Jessica Vincenza is a writer/director and video artist. Recently graduated with a First-Class Honours degree in Film, Jessica has since been awarded the Inaugural TWT Excellence Prize for her film, ‘Apartment Block No.10’ and was the recipient of the UNSW Dean’s List award for her graduate film series ‘Private Parties.’ Jessica was also 1 of 30 artists from across Australia to be selected for the 2018 National Graduate Show, hosted by PICA (Perth’s Institute for Contemporary Art). Within the past three years, Jessica has worked with companies such as Screentime, Channel 7, VIVID, Melbourne International Film Festival, and documentary activists, Engage Media. She was the recipient of a government funded grant to travel to Cambodia to work on three student-lead documentaries supported by the Documentation Center of Cambodia (DC-Cam). More recently, Jessica was awarded a scholarship for a two-month working visa in Yogyakarta, Indonesia where she co-directed the documentary, Jogja asat, Jogja Banjir. Jessica’s body of work has an original and quirky aesthetic in which she explores the interdependent relationship between identity, society and spatial awareness.
Apartment Block. No.10 is an experimental video artwork which explores the interaction between space and sound and how a synergy between the two can expose the different modalities of identity.
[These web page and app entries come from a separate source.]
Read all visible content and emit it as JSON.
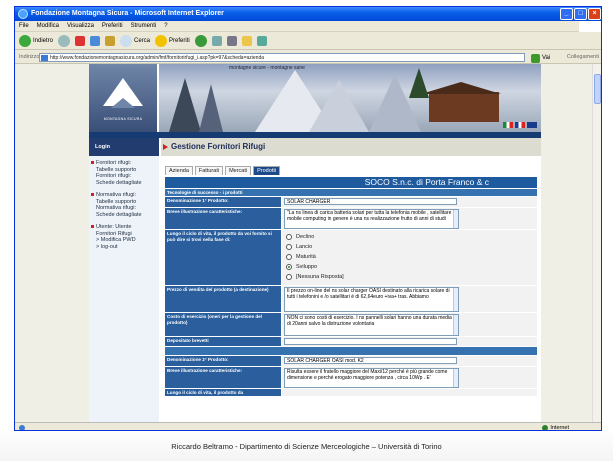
{
  "window": {
    "title": "Fondazione Montagna Sicura - Microsoft Internet Explorer"
  },
  "menubar": {
    "items": [
      "File",
      "Modifica",
      "Visualizza",
      "Preferiti",
      "Strumenti",
      "?"
    ]
  },
  "toolbar": {
    "back": "Indietro",
    "search": "Cerca",
    "favorites": "Preferiti"
  },
  "address": {
    "label": "Indirizzo",
    "url": "http://www.fondazionemontagnasicura.org/admin/fmf/fornitorirfugi_i.asp?pk=97&scheda=azienda",
    "go": "Vai",
    "links": "Collegamenti"
  },
  "status": {
    "zone": "Internet"
  },
  "banner": {
    "logo_text": "MONTAGNA SICURA",
    "caption": "montagne sicure - montagne sane"
  },
  "nav": {
    "login": "Login",
    "groups": [
      {
        "lines": [
          "Fornitori rifugi:",
          "Tabelle supporto",
          "Fornitori rifugi:",
          "Schede dettagliate"
        ]
      },
      {
        "lines": [
          "Normativa rifugi:",
          "Tabelle supporto",
          "Normativa rifugi:",
          "Schede dettagliate"
        ]
      },
      {
        "lines": [
          "Utente: Utente",
          "Fornitori Rifugi",
          "> Modifica PWD",
          "> log-out"
        ]
      }
    ]
  },
  "main": {
    "heading": "Gestione Fornitori Rifugi",
    "tabs": [
      "Azienda",
      "Fatturati",
      "Mercati",
      "Prodotti"
    ],
    "company": "SOCO S.n.c. di Porta Franco & c",
    "section1": "Tecnologie di successo - i prodotti",
    "rows": [
      {
        "label": "Denominazione 1° Prodotto:",
        "value": "SOLAR CHARGER"
      },
      {
        "label": "Breve illustrazione caratteristiche:",
        "value": "\"La ns linea di carica batteria solari per tutta la telefonia mobile , satellitare e mobile computing in genere è una ns realizzazione frutto di anni di studi"
      },
      {
        "label": "Lungo il ciclo di vita, il prodotto da voi fornito si può dire si trovi nella fase di:",
        "options": [
          "Declino",
          "Lancio",
          "Maturità",
          "Sviluppo",
          "[Nessuna Risposta]"
        ],
        "selected": "Sviluppo"
      },
      {
        "label": "Prezzo di vendita del prodotto (a destinazione)",
        "value": "Il prezzo on-line del ns solar charger OASI destinato alla ricarica solare di tutti i telefonini e /o satellitari è di 62,64euro +iva+ tras. Abbiamo"
      },
      {
        "label": "Costo di esercizio (oneri per la gestione del prodotto)",
        "value": "NON ci sono costi di esercizio. I ns pannelli solari hanno una durata media di 20anni salvo la distruzione volontaria"
      },
      {
        "label": "Depositato brevetti",
        "value": ""
      }
    ],
    "rows2": [
      {
        "label": "Denominazione 2° Prodotto:",
        "value": "SOLAR CHARGER OASI mod. K2"
      },
      {
        "label": "Breve illustrazione caratteristiche:",
        "value": "Risulta essere il fratello maggiore del Maxi/12 perché è più grande come dimensione e perché erogato maggiore potenza , circa 10Wp . E'"
      },
      {
        "label": "Lungo il ciclo di vita, il prodotto da",
        "value": ""
      }
    ]
  },
  "footer": "Riccardo Beltramo - Dipartimento di Scienze Merceologiche – Università di Torino"
}
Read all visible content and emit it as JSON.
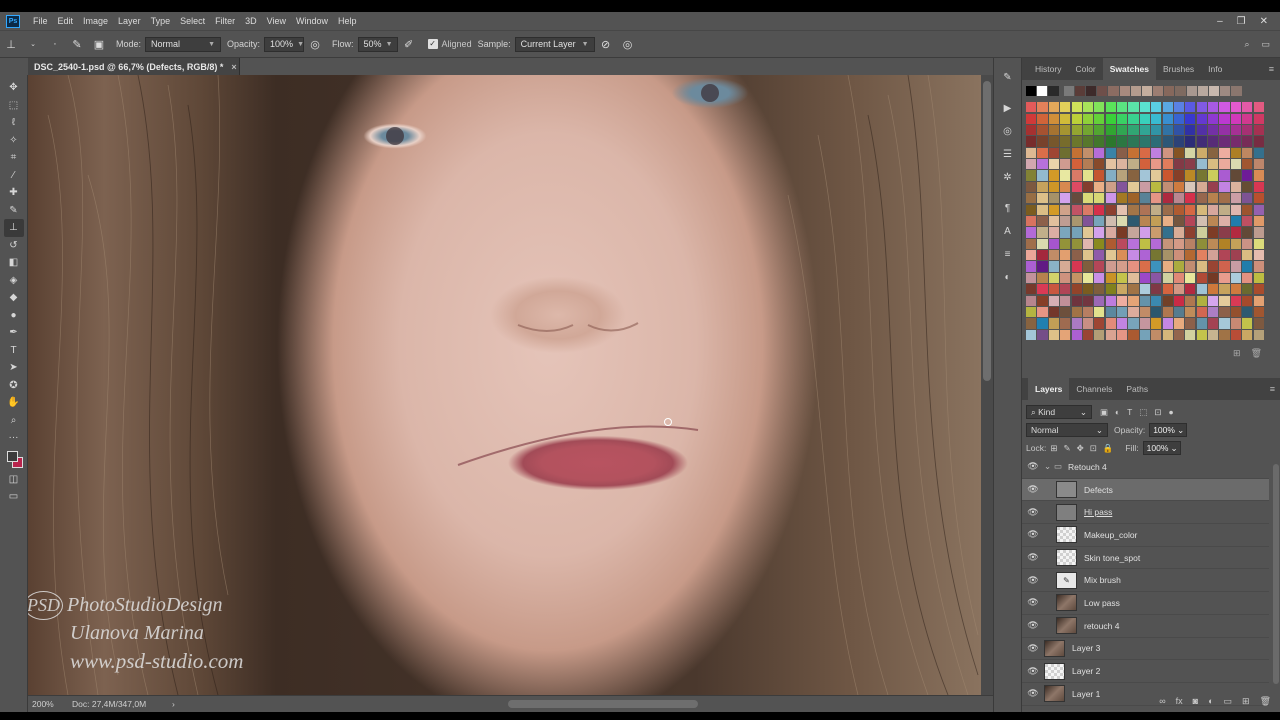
{
  "menubar": {
    "logo": "Ps",
    "items": [
      "File",
      "Edit",
      "Image",
      "Layer",
      "Type",
      "Select",
      "Filter",
      "3D",
      "View",
      "Window",
      "Help"
    ]
  },
  "options": {
    "mode_label": "Mode:",
    "mode_value": "Normal",
    "opacity_label": "Opacity:",
    "opacity_value": "100%",
    "flow_label": "Flow:",
    "flow_value": "50%",
    "aligned_label": "Aligned",
    "sample_label": "Sample:",
    "sample_value": "Current Layer"
  },
  "document": {
    "tab_title": "DSC_2540-1.psd @ 66,7% (Defects, RGB/8) *",
    "close": "×"
  },
  "watermark": {
    "logo": "PSD",
    "brand": "PhotoStudioDesign",
    "author": "Ulanova Marina",
    "url": "www.psd-studio.com"
  },
  "status": {
    "zoom": "200%",
    "doc": "Doc: 27,4M/347,0M"
  },
  "panels": {
    "top_tabs": [
      "History",
      "Color",
      "Swatches",
      "Brushes",
      "Info"
    ],
    "active_top_tab": "Swatches",
    "layer_tabs": [
      "Layers",
      "Channels",
      "Paths"
    ],
    "kind_label": "Kind",
    "blend_mode": "Normal",
    "opacity_label": "Opacity:",
    "opacity_value": "100%",
    "lock_label": "Lock:",
    "fill_label": "Fill:",
    "fill_value": "100%"
  },
  "layers": [
    {
      "name": "Retouch 4",
      "type": "group"
    },
    {
      "name": "Defects",
      "type": "check",
      "selected": true
    },
    {
      "name": "Hi pass",
      "type": "gray"
    },
    {
      "name": "Makeup_color",
      "type": "check"
    },
    {
      "name": "Skin tone_spot",
      "type": "check"
    },
    {
      "name": "Mix brush",
      "type": "brush"
    },
    {
      "name": "Low pass",
      "type": "photo"
    },
    {
      "name": "retouch 4",
      "type": "photo"
    },
    {
      "name": "Layer 3",
      "type": "photo"
    },
    {
      "name": "Layer 2",
      "type": "check"
    },
    {
      "name": "Layer 1",
      "type": "photo"
    }
  ],
  "colors": {
    "panel_bg": "#535353",
    "selected_layer": "#6b6b6b",
    "background_swatch": "#b8244c"
  }
}
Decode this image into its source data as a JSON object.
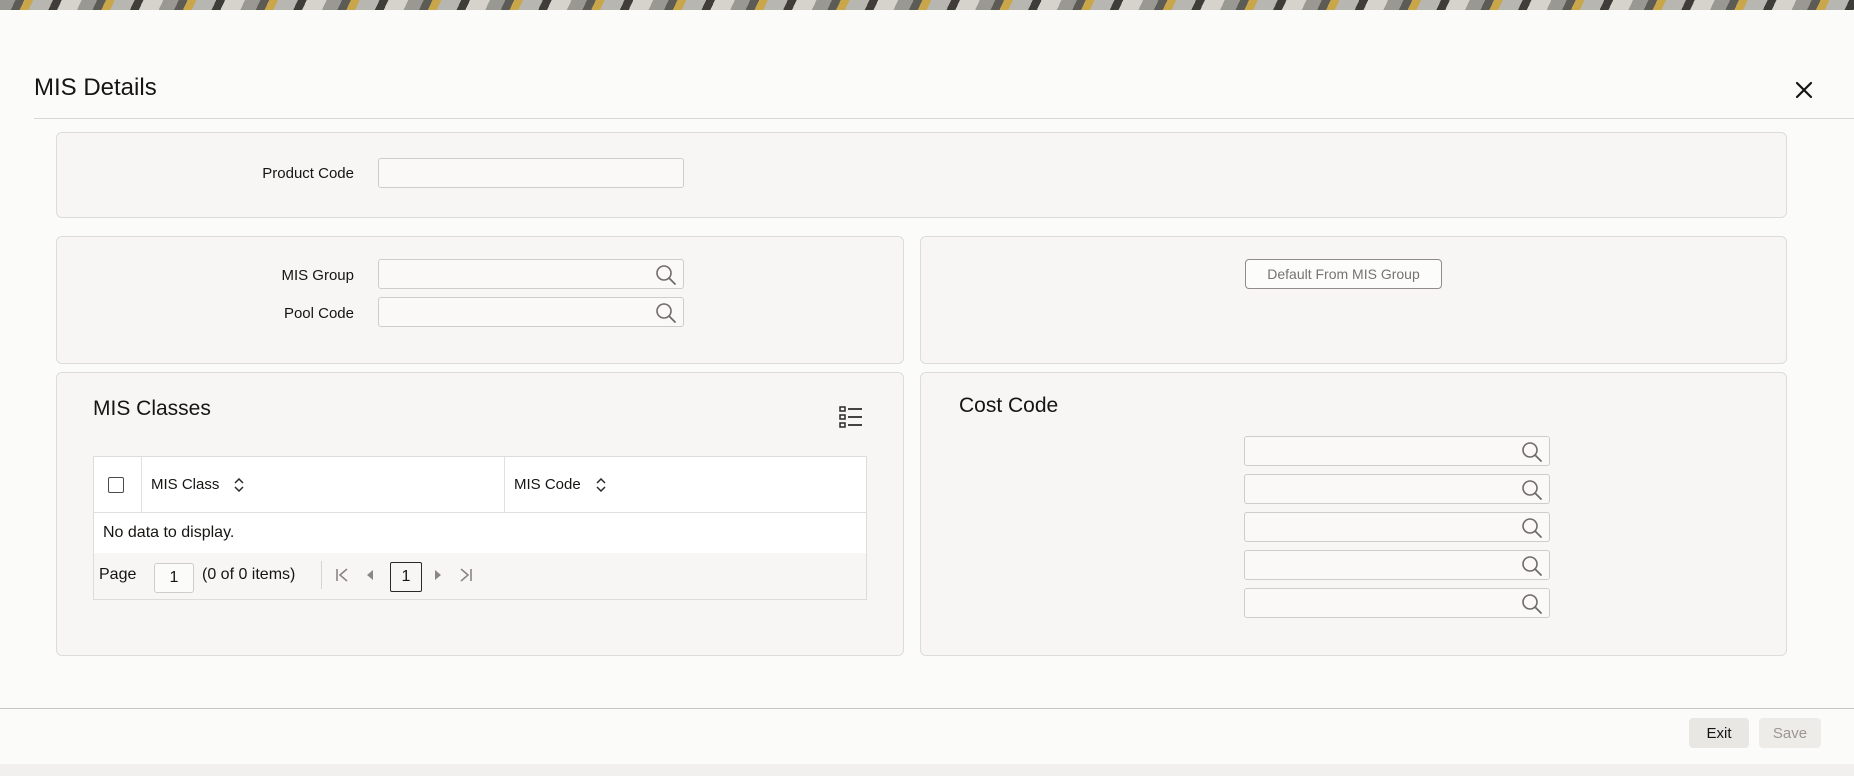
{
  "dialog": {
    "title": "MIS Details"
  },
  "product": {
    "label": "Product Code",
    "value": ""
  },
  "mis_group": {
    "label": "MIS Group",
    "value": ""
  },
  "pool_code": {
    "label": "Pool Code",
    "value": ""
  },
  "default_button": "Default From MIS Group",
  "mis_classes": {
    "title": "MIS Classes",
    "columns": [
      "MIS Class",
      "MIS Code"
    ],
    "rows": [],
    "empty_text": "No data to display.",
    "pager": {
      "page_label": "Page",
      "page_value": "1",
      "items_text": "(0 of 0 items)",
      "current_page": "1"
    }
  },
  "cost_code": {
    "title": "Cost Code",
    "fields": [
      "",
      "",
      "",
      "",
      ""
    ]
  },
  "footer": {
    "exit_label": "Exit",
    "save_label": "Save"
  },
  "colors": {
    "accent": "#161513",
    "disabled_text": "#9a9792",
    "button_bg": "#e9e7e3"
  },
  "icons": [
    "close-icon",
    "search-icon",
    "column-list-icon",
    "sort-icon",
    "first-page-icon",
    "prev-page-icon",
    "next-page-icon",
    "last-page-icon"
  ]
}
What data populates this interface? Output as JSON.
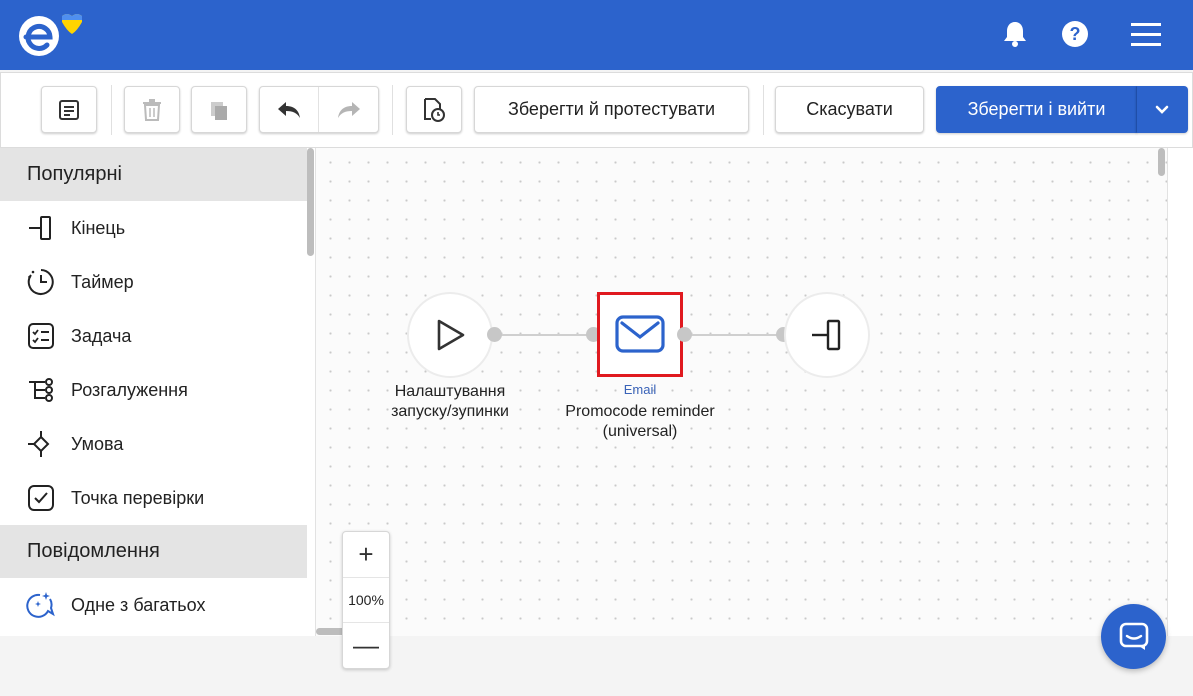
{
  "header": {
    "logo_icon": "esputnik-logo-icon",
    "notifications_icon": "bell-icon",
    "help_icon": "help-icon",
    "menu_icon": "hamburger-menu-icon"
  },
  "toolbar": {
    "save_and_test_label": "Зберегти й протестувати",
    "cancel_label": "Скасувати",
    "save_and_exit_label": "Зберегти і вийти"
  },
  "sidebar": {
    "sections": [
      {
        "title": "Популярні",
        "items": [
          {
            "label": "Кінець",
            "icon": "end-icon"
          },
          {
            "label": "Таймер",
            "icon": "timer-icon"
          },
          {
            "label": "Задача",
            "icon": "task-icon"
          },
          {
            "label": "Розгалуження",
            "icon": "branching-icon"
          },
          {
            "label": "Умова",
            "icon": "condition-icon"
          },
          {
            "label": "Точка перевірки",
            "icon": "checkpoint-icon"
          }
        ]
      },
      {
        "title": "Повідомлення",
        "items": [
          {
            "label": "Одне з багатьох",
            "icon": "one-of-many-icon"
          }
        ]
      }
    ]
  },
  "canvas": {
    "nodes": [
      {
        "type": "start",
        "icon": "play-icon",
        "label_line1": "Налаштування",
        "label_line2": "запуску/зупинки"
      },
      {
        "type": "email",
        "icon": "envelope-icon",
        "type_label": "Email",
        "label_line1": "Promocode reminder",
        "label_line2": "(universal)",
        "highlighted": true,
        "highlight_color": "#e0191f"
      },
      {
        "type": "end",
        "icon": "end-icon"
      }
    ]
  },
  "zoom": {
    "level": "100%",
    "plus": "+",
    "minus": "—"
  },
  "colors": {
    "brand": "#2c63cc",
    "highlight": "#e0191f"
  }
}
Set within a metropolitan context, this video artwork explores the cultural zeitgeist of contemporary society, in which these urban spaces are dominated by the intentional and unintentional sounds of humanity. Apartment Block. No.10 aims to contextualise the individual’s idiosyncrasies within the larger collective, by seamlessly manifesting these banal human-produced sounds within the overall soundscape of the apartment block community. Both the rhythmic collaboration of sound and the unification of place, interact to create an analogy for the collective identity in which the apartment block becomes a microcosm of society. Through the use of collaged animation and live video, this work demonstrates how our everyday experiences of sound and physical space affect the way in which we perceive our own identities and thus expose the complexities of human identity in which the individual and the collective maintain a fluid dialogue of influence.